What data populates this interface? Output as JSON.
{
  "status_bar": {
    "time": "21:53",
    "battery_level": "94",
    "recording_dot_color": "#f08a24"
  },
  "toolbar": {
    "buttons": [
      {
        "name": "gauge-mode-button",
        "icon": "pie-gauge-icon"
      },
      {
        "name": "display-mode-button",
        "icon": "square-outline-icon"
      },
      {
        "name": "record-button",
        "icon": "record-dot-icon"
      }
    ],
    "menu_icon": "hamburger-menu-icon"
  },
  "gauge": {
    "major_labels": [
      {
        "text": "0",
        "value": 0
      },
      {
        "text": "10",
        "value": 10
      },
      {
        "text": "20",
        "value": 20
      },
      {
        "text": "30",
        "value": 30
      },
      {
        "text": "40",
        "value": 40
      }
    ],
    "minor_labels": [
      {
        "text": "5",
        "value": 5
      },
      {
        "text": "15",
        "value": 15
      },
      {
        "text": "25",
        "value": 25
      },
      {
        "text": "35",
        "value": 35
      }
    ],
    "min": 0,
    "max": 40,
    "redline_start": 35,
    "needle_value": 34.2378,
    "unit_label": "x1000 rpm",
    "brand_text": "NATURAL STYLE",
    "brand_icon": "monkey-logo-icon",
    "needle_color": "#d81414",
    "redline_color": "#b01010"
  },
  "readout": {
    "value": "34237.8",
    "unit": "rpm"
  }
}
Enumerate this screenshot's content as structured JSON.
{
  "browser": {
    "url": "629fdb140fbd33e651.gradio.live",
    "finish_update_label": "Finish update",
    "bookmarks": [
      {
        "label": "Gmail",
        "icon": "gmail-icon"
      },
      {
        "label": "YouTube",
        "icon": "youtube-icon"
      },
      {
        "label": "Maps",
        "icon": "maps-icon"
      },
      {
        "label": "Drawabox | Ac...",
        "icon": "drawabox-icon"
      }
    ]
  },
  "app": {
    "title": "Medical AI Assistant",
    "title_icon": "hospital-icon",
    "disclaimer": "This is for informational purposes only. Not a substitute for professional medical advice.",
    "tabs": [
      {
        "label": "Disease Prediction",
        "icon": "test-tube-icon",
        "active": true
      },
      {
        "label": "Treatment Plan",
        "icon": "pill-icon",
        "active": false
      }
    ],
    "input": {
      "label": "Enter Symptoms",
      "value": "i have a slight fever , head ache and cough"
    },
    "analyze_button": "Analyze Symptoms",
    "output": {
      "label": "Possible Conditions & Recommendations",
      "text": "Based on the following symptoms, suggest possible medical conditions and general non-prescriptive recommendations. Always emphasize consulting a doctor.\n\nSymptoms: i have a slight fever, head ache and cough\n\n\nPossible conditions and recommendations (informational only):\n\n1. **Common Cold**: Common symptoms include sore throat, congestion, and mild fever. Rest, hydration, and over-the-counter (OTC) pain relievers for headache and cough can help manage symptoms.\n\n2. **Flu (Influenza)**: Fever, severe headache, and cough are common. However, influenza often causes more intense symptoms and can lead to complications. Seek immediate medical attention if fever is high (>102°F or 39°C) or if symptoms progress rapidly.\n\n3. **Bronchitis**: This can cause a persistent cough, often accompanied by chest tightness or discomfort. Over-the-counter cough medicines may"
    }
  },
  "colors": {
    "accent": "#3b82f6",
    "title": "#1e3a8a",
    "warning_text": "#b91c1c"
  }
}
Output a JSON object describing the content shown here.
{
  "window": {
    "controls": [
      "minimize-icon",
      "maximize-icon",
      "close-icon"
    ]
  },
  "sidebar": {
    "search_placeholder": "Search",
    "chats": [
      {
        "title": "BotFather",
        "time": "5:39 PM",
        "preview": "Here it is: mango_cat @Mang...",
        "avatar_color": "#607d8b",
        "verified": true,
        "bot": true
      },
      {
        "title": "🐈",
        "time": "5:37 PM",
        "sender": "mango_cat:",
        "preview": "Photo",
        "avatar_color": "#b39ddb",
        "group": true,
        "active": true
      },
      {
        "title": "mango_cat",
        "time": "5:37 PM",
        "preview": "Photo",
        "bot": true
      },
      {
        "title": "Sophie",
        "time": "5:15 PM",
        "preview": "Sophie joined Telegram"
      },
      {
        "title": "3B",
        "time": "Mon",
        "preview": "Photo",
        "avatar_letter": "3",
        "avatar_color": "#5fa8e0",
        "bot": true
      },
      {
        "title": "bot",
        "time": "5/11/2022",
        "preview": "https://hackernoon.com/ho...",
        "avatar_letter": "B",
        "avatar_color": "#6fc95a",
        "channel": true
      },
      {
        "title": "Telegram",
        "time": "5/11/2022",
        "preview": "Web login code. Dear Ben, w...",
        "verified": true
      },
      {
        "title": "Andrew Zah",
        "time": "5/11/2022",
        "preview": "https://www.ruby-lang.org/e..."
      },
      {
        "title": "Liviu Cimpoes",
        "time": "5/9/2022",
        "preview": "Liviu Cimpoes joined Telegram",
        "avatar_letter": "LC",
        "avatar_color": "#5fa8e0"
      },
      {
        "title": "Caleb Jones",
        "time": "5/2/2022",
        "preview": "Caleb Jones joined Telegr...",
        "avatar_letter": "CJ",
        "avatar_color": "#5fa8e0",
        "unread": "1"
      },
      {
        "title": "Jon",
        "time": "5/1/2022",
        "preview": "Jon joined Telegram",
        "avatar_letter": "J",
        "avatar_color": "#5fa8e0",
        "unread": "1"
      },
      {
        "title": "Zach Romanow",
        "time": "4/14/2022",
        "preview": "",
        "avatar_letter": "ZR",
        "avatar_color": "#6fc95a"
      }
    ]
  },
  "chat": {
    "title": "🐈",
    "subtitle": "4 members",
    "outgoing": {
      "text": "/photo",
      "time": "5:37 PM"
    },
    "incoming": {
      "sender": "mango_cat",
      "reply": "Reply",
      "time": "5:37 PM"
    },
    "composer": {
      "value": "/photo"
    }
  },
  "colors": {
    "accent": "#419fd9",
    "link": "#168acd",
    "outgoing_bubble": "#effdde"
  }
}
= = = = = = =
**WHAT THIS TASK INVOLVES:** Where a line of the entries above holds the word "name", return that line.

**ANSWER TO THE EXERCISE:**
        "name": "gauge-mode-button",
        "name": "display-mode-button",
        "name": "record-button",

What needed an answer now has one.